### EXERCISE PROMPT
Scan the following material for the string "Select" and copy each line in which it appears.

::: SUPPLIED MATERIAL :::

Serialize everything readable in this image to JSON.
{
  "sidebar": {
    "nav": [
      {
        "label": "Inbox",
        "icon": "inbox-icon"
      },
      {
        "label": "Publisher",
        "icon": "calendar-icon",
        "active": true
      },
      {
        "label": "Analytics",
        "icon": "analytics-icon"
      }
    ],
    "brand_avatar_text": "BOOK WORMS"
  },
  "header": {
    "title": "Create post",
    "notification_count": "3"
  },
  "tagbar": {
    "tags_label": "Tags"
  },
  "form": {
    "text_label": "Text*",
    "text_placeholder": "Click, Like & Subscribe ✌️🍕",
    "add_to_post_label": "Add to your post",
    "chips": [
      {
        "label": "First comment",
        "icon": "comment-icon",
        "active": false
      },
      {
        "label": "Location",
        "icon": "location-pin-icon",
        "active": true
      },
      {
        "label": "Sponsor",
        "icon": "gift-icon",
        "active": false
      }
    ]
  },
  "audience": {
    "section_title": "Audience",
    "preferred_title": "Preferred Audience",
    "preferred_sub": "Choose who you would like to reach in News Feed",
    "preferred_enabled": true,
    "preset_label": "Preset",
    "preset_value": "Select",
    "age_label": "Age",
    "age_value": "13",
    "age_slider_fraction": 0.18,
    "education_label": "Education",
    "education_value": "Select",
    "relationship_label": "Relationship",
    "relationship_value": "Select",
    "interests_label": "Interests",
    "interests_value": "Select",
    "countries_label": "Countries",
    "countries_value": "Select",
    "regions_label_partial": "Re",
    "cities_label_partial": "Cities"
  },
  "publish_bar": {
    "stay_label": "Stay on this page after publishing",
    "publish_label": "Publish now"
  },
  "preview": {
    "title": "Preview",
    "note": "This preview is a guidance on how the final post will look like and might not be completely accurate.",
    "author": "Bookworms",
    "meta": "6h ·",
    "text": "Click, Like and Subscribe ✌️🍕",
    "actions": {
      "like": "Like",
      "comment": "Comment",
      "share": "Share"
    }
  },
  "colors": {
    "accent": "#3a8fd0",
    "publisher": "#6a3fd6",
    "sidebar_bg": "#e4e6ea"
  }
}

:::

### REPLY
    "preset_value": "Select",
    "education_value": "Select",
    "relationship_value": "Select",
    "interests_value": "Select",
    "countries_value": "Select",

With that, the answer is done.